# [Task brief]
For this exercise, copy the data exactly and omit any images.

-- Input data follows --

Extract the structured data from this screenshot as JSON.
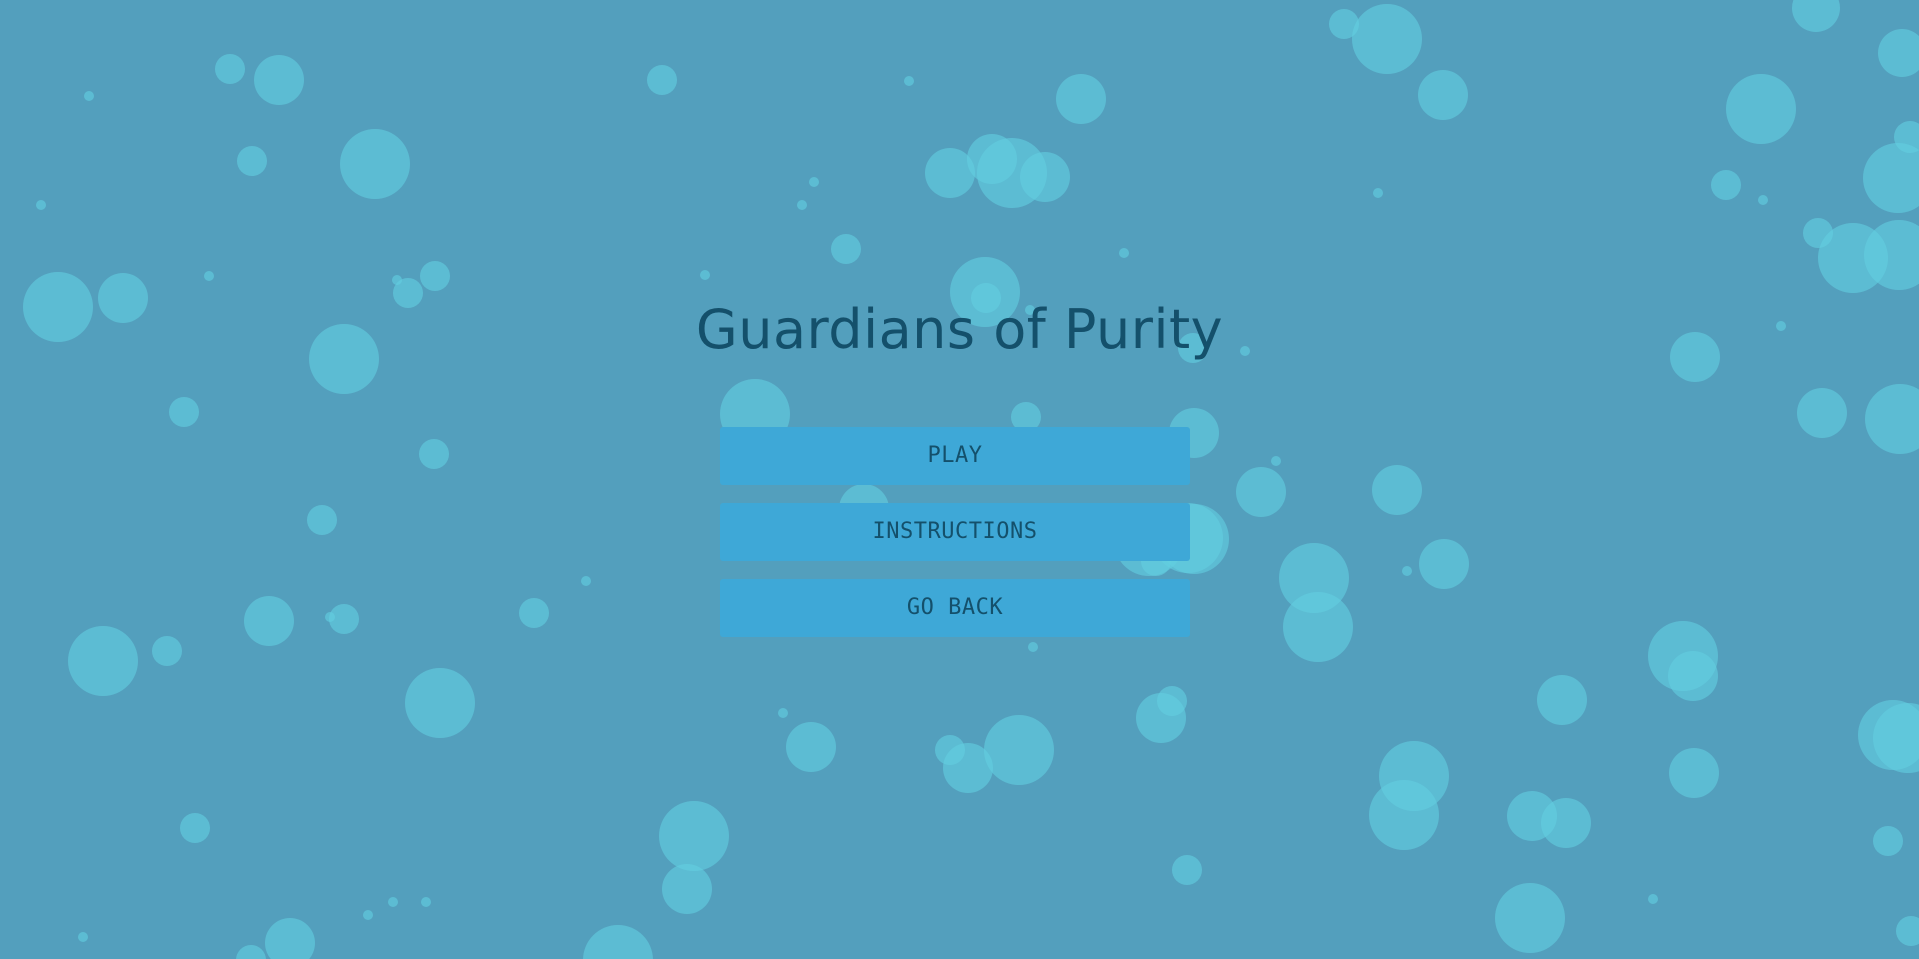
{
  "game": {
    "title": "Guardians of Purity"
  },
  "menu": {
    "play_label": "PLAY",
    "instructions_label": "INSTRUCTIONS",
    "back_label": "GO BACK"
  },
  "colors": {
    "background": "#539fbd",
    "bubble": "#62cee0",
    "button": "#3ea8d7",
    "text": "#14506b"
  }
}
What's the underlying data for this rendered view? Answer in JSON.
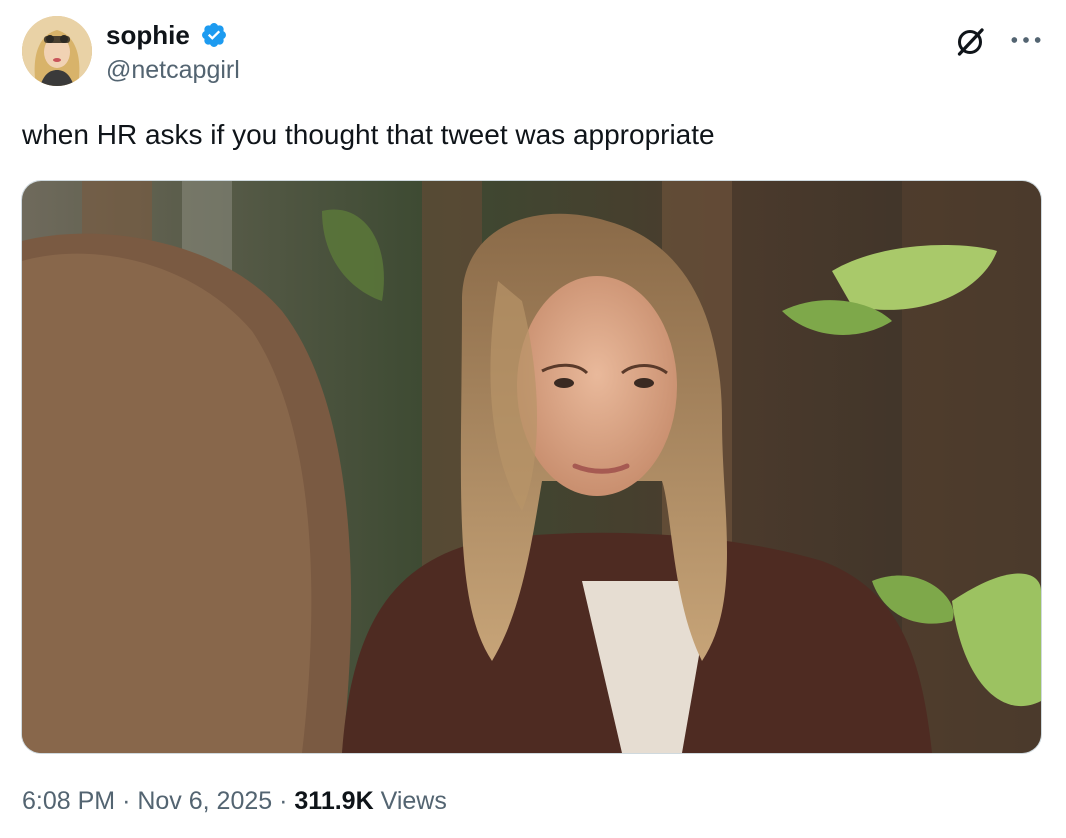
{
  "author": {
    "display_name": "sophie",
    "handle": "@netcapgirl",
    "verified": true,
    "avatar_icon": "profile-photo",
    "verified_icon": "verified-badge-icon",
    "verified_color": "#1d9bf0"
  },
  "tweet": {
    "text": "when HR asks if you thought that tweet was appropriate",
    "media_icon": "attached-photo"
  },
  "meta": {
    "time": "6:08 PM",
    "separator": "·",
    "date": "Nov 6, 2025",
    "views_count": "311.9K",
    "views_label": "Views"
  },
  "actions": {
    "grok_icon": "grok-icon",
    "more_icon": "more-options-icon"
  },
  "colors": {
    "text": "#0f1419",
    "secondary": "#536471",
    "background": "#ffffff"
  }
}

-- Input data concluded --

# [Problem solution]
Extract the structured data from this screenshot as JSON.
{
  "game": {
    "title": "Guardians of Purity"
  },
  "menu": {
    "play_label": "PLAY",
    "instructions_label": "INSTRUCTIONS",
    "back_label": "GO BACK"
  },
  "colors": {
    "background": "#539fbd",
    "bubble": "#62cee0",
    "button": "#3ea8d7",
    "text": "#14506b"
  }
}
What's the underlying data for this rendered view? Answer in JSON.
{
  "author": {
    "display_name": "sophie",
    "handle": "@netcapgirl",
    "verified": true,
    "avatar_icon": "profile-photo",
    "verified_icon": "verified-badge-icon",
    "verified_color": "#1d9bf0"
  },
  "tweet": {
    "text": "when HR asks if you thought that tweet was appropriate",
    "media_icon": "attached-photo"
  },
  "meta": {
    "time": "6:08 PM",
    "separator": "·",
    "date": "Nov 6, 2025",
    "views_count": "311.9K",
    "views_label": "Views"
  },
  "actions": {
    "grok_icon": "grok-icon",
    "more_icon": "more-options-icon"
  },
  "colors": {
    "text": "#0f1419",
    "secondary": "#536471",
    "background": "#ffffff"
  }
}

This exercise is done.